BEGIN Exercise data

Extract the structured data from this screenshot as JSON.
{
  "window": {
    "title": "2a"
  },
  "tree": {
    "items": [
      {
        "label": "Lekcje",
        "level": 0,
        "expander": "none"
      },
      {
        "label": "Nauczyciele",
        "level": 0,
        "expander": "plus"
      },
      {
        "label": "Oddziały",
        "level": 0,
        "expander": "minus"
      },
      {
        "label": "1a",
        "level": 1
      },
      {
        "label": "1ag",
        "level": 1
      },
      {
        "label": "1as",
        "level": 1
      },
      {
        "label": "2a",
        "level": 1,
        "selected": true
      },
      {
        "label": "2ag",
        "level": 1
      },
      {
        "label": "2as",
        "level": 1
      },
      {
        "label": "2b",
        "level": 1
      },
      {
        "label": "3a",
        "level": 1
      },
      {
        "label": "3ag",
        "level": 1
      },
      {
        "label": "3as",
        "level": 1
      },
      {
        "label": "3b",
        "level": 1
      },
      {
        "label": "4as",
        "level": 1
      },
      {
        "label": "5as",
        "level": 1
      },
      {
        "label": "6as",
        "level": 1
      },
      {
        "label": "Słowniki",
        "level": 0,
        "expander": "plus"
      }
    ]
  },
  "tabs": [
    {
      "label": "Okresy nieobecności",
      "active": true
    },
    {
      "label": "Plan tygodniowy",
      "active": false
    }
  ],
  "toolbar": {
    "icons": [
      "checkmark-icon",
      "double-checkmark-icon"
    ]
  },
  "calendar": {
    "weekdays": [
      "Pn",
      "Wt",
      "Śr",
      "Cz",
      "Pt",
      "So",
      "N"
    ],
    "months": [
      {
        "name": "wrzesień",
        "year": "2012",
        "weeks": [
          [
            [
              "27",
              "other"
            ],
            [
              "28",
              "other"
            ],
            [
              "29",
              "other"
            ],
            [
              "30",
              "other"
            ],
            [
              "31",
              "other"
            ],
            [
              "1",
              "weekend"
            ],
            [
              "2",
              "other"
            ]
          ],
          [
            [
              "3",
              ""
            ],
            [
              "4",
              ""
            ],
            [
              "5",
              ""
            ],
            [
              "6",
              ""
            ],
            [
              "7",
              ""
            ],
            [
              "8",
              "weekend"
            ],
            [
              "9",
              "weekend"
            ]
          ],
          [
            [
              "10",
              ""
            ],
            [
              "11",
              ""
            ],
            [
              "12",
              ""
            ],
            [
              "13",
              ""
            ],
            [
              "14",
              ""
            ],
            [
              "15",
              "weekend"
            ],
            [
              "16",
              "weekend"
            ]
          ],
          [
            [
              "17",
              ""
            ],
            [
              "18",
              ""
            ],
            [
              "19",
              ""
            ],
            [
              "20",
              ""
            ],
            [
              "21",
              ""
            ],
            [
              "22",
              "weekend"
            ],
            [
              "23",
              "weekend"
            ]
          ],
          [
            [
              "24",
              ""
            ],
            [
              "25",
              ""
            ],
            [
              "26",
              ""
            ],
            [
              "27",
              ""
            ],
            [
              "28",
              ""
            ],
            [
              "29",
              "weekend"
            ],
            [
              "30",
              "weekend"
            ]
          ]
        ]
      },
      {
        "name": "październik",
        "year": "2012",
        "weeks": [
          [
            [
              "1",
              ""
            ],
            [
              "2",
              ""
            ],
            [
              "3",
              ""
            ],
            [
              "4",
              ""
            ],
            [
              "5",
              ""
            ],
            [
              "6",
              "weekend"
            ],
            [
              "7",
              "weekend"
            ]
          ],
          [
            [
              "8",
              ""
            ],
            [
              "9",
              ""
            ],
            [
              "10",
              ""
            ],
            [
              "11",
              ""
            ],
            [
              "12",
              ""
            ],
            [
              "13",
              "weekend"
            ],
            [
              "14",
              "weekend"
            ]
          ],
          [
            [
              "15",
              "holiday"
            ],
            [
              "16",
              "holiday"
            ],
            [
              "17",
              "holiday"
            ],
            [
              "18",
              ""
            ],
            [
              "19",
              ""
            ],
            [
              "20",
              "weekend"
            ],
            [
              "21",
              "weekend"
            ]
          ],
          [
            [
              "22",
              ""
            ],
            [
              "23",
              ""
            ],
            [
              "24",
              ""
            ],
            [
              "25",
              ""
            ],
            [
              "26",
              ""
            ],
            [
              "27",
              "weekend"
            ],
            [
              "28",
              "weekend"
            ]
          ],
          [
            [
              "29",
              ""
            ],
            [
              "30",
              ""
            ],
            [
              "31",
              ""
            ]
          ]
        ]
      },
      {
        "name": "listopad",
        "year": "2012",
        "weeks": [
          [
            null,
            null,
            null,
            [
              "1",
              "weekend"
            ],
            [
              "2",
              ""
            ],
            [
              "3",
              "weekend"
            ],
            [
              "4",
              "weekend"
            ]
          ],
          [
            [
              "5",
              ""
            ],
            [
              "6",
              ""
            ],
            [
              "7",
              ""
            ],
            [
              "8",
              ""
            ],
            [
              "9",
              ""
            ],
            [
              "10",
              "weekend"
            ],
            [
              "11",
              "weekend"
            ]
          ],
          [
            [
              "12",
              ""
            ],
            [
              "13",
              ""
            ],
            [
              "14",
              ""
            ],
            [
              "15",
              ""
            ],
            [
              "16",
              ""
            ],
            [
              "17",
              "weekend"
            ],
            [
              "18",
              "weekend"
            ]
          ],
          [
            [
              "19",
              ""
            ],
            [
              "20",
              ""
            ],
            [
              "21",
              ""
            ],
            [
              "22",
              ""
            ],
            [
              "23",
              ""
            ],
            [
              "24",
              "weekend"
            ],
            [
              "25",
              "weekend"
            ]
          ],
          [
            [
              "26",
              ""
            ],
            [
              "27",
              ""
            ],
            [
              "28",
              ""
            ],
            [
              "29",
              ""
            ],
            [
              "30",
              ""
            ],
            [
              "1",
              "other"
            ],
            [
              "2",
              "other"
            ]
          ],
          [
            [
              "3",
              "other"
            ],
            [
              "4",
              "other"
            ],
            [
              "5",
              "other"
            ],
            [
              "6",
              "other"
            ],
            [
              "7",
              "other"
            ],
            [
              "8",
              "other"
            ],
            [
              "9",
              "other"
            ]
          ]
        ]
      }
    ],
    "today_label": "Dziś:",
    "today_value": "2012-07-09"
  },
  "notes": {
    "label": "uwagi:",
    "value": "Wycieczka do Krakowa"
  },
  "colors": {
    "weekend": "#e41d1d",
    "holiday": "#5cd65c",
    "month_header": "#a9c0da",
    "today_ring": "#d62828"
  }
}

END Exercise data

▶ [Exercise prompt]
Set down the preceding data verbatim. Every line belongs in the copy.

▶ [Response area]
Extract the structured data from this screenshot as JSON.
{
  "window": {
    "title": "2a"
  },
  "tree": {
    "items": [
      {
        "label": "Lekcje",
        "level": 0,
        "expander": "none"
      },
      {
        "label": "Nauczyciele",
        "level": 0,
        "expander": "plus"
      },
      {
        "label": "Oddziały",
        "level": 0,
        "expander": "minus"
      },
      {
        "label": "1a",
        "level": 1
      },
      {
        "label": "1ag",
        "level": 1
      },
      {
        "label": "1as",
        "level": 1
      },
      {
        "label": "2a",
        "level": 1,
        "selected": true
      },
      {
        "label": "2ag",
        "level": 1
      },
      {
        "label": "2as",
        "level": 1
      },
      {
        "label": "2b",
        "level": 1
      },
      {
        "label": "3a",
        "level": 1
      },
      {
        "label": "3ag",
        "level": 1
      },
      {
        "label": "3as",
        "level": 1
      },
      {
        "label": "3b",
        "level": 1
      },
      {
        "label": "4as",
        "level": 1
      },
      {
        "label": "5as",
        "level": 1
      },
      {
        "label": "6as",
        "level": 1
      },
      {
        "label": "Słowniki",
        "level": 0,
        "expander": "plus"
      }
    ]
  },
  "tabs": [
    {
      "label": "Okresy nieobecności",
      "active": true
    },
    {
      "label": "Plan tygodniowy",
      "active": false
    }
  ],
  "toolbar": {
    "icons": [
      "checkmark-icon",
      "double-checkmark-icon"
    ]
  },
  "calendar": {
    "weekdays": [
      "Pn",
      "Wt",
      "Śr",
      "Cz",
      "Pt",
      "So",
      "N"
    ],
    "months": [
      {
        "name": "wrzesień",
        "year": "2012",
        "weeks": [
          [
            [
              "27",
              "other"
            ],
            [
              "28",
              "other"
            ],
            [
              "29",
              "other"
            ],
            [
              "30",
              "other"
            ],
            [
              "31",
              "other"
            ],
            [
              "1",
              "weekend"
            ],
            [
              "2",
              "other"
            ]
          ],
          [
            [
              "3",
              ""
            ],
            [
              "4",
              ""
            ],
            [
              "5",
              ""
            ],
            [
              "6",
              ""
            ],
            [
              "7",
              ""
            ],
            [
              "8",
              "weekend"
            ],
            [
              "9",
              "weekend"
            ]
          ],
          [
            [
              "10",
              ""
            ],
            [
              "11",
              ""
            ],
            [
              "12",
              ""
            ],
            [
              "13",
              ""
            ],
            [
              "14",
              ""
            ],
            [
              "15",
              "weekend"
            ],
            [
              "16",
              "weekend"
            ]
          ],
          [
            [
              "17",
              ""
            ],
            [
              "18",
              ""
            ],
            [
              "19",
              ""
            ],
            [
              "20",
              ""
            ],
            [
              "21",
              ""
            ],
            [
              "22",
              "weekend"
            ],
            [
              "23",
              "weekend"
            ]
          ],
          [
            [
              "24",
              ""
            ],
            [
              "25",
              ""
            ],
            [
              "26",
              ""
            ],
            [
              "27",
              ""
            ],
            [
              "28",
              ""
            ],
            [
              "29",
              "weekend"
            ],
            [
              "30",
              "weekend"
            ]
          ]
        ]
      },
      {
        "name": "październik",
        "year": "2012",
        "weeks": [
          [
            [
              "1",
              ""
            ],
            [
              "2",
              ""
            ],
            [
              "3",
              ""
            ],
            [
              "4",
              ""
            ],
            [
              "5",
              ""
            ],
            [
              "6",
              "weekend"
            ],
            [
              "7",
              "weekend"
            ]
          ],
          [
            [
              "8",
              ""
            ],
            [
              "9",
              ""
            ],
            [
              "10",
              ""
            ],
            [
              "11",
              ""
            ],
            [
              "12",
              ""
            ],
            [
              "13",
              "weekend"
            ],
            [
              "14",
              "weekend"
            ]
          ],
          [
            [
              "15",
              "holiday"
            ],
            [
              "16",
              "holiday"
            ],
            [
              "17",
              "holiday"
            ],
            [
              "18",
              ""
            ],
            [
              "19",
              ""
            ],
            [
              "20",
              "weekend"
            ],
            [
              "21",
              "weekend"
            ]
          ],
          [
            [
              "22",
              ""
            ],
            [
              "23",
              ""
            ],
            [
              "24",
              ""
            ],
            [
              "25",
              ""
            ],
            [
              "26",
              ""
            ],
            [
              "27",
              "weekend"
            ],
            [
              "28",
              "weekend"
            ]
          ],
          [
            [
              "29",
              ""
            ],
            [
              "30",
              ""
            ],
            [
              "31",
              ""
            ]
          ]
        ]
      },
      {
        "name": "listopad",
        "year": "2012",
        "weeks": [
          [
            null,
            null,
            null,
            [
              "1",
              "weekend"
            ],
            [
              "2",
              ""
            ],
            [
              "3",
              "weekend"
            ],
            [
              "4",
              "weekend"
            ]
          ],
          [
            [
              "5",
              ""
            ],
            [
              "6",
              ""
            ],
            [
              "7",
              ""
            ],
            [
              "8",
              ""
            ],
            [
              "9",
              ""
            ],
            [
              "10",
              "weekend"
            ],
            [
              "11",
              "weekend"
            ]
          ],
          [
            [
              "12",
              ""
            ],
            [
              "13",
              ""
            ],
            [
              "14",
              ""
            ],
            [
              "15",
              ""
            ],
            [
              "16",
              ""
            ],
            [
              "17",
              "weekend"
            ],
            [
              "18",
              "weekend"
            ]
          ],
          [
            [
              "19",
              ""
            ],
            [
              "20",
              ""
            ],
            [
              "21",
              ""
            ],
            [
              "22",
              ""
            ],
            [
              "23",
              ""
            ],
            [
              "24",
              "weekend"
            ],
            [
              "25",
              "weekend"
            ]
          ],
          [
            [
              "26",
              ""
            ],
            [
              "27",
              ""
            ],
            [
              "28",
              ""
            ],
            [
              "29",
              ""
            ],
            [
              "30",
              ""
            ],
            [
              "1",
              "other"
            ],
            [
              "2",
              "other"
            ]
          ],
          [
            [
              "3",
              "other"
            ],
            [
              "4",
              "other"
            ],
            [
              "5",
              "other"
            ],
            [
              "6",
              "other"
            ],
            [
              "7",
              "other"
            ],
            [
              "8",
              "other"
            ],
            [
              "9",
              "other"
            ]
          ]
        ]
      }
    ],
    "today_label": "Dziś:",
    "today_value": "2012-07-09"
  },
  "notes": {
    "label": "uwagi:",
    "value": "Wycieczka do Krakowa"
  },
  "colors": {
    "weekend": "#e41d1d",
    "holiday": "#5cd65c",
    "month_header": "#a9c0da",
    "today_ring": "#d62828"
  }
}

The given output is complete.